Web page and app entries
# # # # # # #
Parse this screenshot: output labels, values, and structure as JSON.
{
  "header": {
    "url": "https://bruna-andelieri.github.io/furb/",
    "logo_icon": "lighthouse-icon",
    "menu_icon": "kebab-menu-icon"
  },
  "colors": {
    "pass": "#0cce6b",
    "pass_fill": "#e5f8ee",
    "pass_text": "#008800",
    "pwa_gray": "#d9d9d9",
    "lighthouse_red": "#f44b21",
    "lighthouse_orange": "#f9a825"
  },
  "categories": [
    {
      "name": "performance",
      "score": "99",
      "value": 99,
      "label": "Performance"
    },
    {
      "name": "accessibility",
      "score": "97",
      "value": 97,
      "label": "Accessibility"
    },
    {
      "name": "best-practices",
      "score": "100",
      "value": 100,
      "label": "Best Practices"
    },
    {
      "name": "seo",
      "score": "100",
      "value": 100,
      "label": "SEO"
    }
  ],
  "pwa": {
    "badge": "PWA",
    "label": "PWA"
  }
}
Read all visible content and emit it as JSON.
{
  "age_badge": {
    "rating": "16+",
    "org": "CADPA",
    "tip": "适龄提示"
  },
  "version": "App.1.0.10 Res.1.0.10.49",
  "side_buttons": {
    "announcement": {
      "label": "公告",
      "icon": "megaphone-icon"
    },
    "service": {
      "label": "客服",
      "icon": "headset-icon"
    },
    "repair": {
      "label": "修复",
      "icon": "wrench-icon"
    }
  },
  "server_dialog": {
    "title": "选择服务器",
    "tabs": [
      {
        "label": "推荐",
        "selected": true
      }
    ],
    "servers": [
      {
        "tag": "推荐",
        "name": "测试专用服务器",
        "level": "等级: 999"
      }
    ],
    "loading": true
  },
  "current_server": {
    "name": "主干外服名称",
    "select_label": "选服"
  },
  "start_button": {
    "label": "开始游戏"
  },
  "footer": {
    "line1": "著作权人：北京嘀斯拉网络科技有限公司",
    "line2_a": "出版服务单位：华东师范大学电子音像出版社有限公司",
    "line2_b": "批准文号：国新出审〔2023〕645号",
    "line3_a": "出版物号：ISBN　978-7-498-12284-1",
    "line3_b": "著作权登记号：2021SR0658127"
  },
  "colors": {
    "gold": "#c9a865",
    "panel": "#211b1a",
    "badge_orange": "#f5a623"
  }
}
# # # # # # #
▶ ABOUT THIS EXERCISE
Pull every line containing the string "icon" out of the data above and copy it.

▶ FINISHED TASK
    "logo_icon": "lighthouse-icon",
    "menu_icon": "kebab-menu-icon"
      "icon": "megaphone-icon"
      "icon": "headset-icon"
      "icon": "wrench-icon"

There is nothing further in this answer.